“Oh yes, the Rev.” Archibald stated brightly, “what’s the problem?”

“The problem, Archibald,”  Josiah opened a manila folder and extracted a document, “is that when Miss Hermione Pemberton, the niece of the late Reverend, called this office to make arrangements for her uncle’s funeral,  you allegedly said to her, and I quote ‘Strewth, do you mean to say that he’s only just conked it?  I thought he’d shoved off years ago and you just propped him up in the pulpit for the look of the thing’.  Do you recall that conversation, Archibald?”

“Oh yes, course I do” Archibald leaned forward in his seat and looked about him conspiratorially, “I was trying to lighten the mood”

“Lighten the mood?”  Josiah said incredulously

“Yeah, well, you know how in them old Readers Digests in the waiting room, there’s that bit about ‘Laughter is the Best Medicine’?  Well, Miss Pemberton sounded a bit upset, so I thought I would try and make her see the funny side.”

“Really?  Well, in that regard you seem to have failed abysmally.  Miss Pemberton, despite her family having done business with this firm for decades, has chosen to make the final arrangements for her uncle with a competitor.”

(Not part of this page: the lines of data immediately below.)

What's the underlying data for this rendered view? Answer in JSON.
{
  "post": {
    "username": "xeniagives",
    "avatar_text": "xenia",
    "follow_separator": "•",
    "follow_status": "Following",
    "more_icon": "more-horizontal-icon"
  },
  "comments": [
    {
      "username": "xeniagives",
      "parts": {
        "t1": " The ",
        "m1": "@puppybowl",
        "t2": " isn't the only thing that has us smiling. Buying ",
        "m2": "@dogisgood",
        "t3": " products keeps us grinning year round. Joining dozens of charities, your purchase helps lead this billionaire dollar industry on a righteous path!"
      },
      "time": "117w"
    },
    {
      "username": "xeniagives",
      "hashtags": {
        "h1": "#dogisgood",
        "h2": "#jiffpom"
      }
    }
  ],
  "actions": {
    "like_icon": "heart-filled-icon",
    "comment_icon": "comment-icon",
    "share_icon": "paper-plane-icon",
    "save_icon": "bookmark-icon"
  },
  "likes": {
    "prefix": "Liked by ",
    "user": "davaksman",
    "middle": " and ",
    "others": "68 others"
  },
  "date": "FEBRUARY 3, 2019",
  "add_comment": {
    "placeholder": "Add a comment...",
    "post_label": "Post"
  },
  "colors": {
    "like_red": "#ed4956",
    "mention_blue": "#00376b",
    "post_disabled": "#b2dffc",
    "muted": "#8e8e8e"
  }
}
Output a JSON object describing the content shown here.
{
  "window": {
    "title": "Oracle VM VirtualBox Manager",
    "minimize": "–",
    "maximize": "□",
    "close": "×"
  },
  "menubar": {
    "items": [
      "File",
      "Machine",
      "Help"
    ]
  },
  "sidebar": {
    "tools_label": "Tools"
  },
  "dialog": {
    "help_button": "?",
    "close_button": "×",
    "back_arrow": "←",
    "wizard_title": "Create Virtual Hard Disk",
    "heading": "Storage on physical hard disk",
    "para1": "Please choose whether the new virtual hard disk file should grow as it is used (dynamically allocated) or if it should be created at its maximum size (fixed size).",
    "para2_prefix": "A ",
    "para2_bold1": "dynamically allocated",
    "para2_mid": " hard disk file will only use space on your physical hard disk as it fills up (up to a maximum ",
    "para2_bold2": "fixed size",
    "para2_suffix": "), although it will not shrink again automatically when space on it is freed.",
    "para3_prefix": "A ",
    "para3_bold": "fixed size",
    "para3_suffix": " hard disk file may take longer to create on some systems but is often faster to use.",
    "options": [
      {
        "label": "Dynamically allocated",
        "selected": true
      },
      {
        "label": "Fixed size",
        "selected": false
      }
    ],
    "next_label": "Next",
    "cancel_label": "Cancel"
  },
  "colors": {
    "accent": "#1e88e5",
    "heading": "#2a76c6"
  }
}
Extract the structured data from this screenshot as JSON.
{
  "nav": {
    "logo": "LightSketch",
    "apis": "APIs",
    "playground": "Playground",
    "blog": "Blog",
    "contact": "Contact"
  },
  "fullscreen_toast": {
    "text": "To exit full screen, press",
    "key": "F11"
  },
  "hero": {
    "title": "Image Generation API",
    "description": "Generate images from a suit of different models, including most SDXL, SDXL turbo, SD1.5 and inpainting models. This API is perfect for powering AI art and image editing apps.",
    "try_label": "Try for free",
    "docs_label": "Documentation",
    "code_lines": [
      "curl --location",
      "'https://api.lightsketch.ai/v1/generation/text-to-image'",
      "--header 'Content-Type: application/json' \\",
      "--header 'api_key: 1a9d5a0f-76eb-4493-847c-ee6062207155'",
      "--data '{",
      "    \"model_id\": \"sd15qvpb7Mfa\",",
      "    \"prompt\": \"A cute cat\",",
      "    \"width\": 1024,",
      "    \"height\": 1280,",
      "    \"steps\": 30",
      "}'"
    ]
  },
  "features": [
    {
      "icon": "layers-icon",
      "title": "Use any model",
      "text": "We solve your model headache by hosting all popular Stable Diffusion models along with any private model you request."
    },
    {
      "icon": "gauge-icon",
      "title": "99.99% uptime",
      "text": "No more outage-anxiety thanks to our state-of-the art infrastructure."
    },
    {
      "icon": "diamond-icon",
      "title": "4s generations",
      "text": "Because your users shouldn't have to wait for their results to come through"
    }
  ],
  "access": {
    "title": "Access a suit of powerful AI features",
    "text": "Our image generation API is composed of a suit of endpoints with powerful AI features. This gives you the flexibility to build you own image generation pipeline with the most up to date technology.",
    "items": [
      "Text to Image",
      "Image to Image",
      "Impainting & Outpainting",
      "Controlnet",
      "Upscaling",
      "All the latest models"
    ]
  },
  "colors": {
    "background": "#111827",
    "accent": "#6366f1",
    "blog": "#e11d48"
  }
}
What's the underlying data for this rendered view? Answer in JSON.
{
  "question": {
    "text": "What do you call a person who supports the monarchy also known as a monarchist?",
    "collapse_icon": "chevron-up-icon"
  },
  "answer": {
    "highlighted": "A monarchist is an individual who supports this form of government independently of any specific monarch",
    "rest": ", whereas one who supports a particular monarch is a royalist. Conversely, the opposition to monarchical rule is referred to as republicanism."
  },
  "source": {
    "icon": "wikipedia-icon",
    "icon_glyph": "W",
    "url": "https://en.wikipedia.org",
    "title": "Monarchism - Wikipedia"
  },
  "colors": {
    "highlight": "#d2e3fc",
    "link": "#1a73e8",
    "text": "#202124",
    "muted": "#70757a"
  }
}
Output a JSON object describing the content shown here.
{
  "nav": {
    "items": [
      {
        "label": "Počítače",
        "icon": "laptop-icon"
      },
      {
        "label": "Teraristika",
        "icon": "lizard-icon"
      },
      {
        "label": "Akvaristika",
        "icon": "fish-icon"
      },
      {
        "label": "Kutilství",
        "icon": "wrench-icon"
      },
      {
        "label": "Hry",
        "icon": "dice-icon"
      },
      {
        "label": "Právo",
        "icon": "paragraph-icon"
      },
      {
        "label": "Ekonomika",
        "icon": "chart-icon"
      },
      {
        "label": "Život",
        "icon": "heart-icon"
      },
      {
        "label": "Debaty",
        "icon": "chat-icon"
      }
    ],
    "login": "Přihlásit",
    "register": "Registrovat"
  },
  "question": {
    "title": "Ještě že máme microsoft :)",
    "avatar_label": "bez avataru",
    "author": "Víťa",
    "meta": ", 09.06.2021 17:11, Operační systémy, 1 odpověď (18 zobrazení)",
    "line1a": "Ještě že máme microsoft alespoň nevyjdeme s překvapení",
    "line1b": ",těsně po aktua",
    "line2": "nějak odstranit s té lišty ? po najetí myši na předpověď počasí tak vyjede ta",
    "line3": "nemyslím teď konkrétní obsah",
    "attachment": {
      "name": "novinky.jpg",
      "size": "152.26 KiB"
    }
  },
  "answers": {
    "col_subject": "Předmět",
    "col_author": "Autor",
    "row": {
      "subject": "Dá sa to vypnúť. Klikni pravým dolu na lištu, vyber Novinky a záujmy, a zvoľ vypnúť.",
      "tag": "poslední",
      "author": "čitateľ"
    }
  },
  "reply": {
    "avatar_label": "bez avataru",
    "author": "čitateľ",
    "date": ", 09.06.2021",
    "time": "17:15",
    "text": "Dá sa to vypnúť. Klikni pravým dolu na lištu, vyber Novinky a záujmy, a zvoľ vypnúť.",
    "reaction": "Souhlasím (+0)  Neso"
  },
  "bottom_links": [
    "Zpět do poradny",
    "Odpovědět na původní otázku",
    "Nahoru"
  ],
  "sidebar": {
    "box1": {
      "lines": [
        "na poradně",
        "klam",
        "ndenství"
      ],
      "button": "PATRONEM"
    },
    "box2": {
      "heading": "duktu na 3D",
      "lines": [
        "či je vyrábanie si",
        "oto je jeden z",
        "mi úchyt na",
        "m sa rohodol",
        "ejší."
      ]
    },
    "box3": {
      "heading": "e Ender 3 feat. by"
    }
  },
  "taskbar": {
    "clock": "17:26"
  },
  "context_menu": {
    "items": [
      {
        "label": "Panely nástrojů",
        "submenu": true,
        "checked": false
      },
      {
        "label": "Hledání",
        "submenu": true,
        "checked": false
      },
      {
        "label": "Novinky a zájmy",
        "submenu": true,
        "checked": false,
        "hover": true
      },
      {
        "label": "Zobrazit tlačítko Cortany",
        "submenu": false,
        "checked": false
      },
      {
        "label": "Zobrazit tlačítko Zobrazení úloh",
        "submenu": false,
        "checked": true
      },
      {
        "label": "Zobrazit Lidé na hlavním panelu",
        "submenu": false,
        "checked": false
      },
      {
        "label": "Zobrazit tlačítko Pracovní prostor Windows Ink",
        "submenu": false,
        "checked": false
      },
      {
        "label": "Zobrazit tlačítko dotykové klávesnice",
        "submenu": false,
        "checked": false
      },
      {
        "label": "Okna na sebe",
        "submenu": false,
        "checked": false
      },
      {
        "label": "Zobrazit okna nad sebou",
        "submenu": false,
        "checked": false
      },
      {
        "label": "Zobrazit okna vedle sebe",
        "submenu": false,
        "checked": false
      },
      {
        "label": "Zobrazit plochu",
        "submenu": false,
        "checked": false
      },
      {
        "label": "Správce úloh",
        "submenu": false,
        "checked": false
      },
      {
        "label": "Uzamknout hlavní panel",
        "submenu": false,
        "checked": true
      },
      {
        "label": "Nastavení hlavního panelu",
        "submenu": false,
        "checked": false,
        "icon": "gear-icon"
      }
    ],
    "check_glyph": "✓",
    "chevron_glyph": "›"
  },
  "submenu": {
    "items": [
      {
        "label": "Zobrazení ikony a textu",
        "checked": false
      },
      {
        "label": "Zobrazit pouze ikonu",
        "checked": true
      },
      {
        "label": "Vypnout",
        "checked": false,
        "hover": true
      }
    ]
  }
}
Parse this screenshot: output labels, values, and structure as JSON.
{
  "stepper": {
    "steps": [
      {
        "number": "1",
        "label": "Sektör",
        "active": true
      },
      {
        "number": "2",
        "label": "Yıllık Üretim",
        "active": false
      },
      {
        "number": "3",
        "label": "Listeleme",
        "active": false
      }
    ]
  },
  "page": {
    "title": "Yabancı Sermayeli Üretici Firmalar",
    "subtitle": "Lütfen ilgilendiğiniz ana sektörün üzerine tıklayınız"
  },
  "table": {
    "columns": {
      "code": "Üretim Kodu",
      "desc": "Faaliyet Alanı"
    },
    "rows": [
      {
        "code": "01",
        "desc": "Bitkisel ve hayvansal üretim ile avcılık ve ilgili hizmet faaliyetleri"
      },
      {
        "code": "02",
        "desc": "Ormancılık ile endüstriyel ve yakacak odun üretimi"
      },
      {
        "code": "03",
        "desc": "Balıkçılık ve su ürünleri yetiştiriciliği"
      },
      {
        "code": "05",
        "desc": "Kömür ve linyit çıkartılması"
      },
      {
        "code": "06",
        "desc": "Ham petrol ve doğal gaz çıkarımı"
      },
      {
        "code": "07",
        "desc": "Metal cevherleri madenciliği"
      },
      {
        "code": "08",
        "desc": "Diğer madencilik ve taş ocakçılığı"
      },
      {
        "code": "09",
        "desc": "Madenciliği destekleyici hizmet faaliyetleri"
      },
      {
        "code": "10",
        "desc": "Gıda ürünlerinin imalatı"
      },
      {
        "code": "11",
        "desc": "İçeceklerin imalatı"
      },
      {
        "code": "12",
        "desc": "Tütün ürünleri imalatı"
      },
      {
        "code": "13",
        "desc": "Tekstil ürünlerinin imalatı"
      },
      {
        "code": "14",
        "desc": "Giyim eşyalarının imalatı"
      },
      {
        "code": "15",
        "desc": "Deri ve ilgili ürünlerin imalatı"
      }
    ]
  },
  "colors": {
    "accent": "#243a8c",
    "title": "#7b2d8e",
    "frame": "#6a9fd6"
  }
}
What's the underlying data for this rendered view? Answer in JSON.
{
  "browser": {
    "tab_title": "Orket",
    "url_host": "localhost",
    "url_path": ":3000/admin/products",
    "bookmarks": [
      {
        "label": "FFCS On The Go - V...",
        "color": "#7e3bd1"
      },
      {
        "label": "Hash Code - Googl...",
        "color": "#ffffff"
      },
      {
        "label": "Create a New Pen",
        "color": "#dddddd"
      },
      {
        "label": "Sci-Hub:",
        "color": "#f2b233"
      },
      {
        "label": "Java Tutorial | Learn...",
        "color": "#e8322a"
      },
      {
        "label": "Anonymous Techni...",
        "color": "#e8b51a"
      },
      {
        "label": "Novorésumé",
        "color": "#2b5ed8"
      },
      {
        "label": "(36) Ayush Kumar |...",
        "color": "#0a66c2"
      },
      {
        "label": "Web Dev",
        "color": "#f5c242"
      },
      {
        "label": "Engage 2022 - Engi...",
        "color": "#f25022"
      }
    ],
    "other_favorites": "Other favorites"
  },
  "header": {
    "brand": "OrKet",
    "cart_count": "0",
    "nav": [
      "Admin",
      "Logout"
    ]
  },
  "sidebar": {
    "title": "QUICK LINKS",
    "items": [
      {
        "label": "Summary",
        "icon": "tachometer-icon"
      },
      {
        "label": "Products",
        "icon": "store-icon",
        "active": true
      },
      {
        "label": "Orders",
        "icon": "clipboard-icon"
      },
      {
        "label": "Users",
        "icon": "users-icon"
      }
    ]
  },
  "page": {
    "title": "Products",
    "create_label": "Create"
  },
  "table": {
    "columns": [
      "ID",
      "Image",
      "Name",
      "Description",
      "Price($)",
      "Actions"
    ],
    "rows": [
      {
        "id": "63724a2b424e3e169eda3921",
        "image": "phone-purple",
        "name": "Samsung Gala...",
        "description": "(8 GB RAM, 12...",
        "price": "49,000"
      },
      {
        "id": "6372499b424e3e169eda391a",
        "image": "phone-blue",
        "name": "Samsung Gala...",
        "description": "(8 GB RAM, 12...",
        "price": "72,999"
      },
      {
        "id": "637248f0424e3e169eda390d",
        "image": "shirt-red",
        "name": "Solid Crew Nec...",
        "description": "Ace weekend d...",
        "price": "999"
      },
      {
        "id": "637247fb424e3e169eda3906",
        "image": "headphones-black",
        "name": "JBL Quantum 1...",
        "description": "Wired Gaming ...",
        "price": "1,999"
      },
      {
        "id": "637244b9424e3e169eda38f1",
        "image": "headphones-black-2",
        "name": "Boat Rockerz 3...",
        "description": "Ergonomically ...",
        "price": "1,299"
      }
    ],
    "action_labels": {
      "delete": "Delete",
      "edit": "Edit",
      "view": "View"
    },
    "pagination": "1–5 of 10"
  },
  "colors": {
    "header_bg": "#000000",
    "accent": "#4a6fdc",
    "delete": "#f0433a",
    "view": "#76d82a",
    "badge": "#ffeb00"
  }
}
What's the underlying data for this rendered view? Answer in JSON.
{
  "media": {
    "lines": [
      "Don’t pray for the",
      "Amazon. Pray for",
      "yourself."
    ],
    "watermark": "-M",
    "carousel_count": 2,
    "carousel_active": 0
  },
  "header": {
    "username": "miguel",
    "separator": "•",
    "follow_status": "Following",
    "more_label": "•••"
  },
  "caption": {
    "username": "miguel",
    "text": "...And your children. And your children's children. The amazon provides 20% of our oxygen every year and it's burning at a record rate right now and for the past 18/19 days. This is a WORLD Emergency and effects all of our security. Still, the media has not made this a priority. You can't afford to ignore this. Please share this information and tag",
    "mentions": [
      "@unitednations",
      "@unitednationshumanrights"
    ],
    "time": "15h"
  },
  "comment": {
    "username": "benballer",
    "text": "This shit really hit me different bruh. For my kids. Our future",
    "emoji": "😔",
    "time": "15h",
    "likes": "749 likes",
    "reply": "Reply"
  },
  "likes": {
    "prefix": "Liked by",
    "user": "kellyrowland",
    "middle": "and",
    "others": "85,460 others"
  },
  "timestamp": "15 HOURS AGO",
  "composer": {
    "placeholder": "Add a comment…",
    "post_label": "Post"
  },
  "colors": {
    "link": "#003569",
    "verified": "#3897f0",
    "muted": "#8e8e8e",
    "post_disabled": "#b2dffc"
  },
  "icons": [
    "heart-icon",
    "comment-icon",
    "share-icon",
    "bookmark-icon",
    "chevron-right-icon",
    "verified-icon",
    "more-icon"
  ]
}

“Oh”  Archibald said, crestfallen.

Continued in Part 2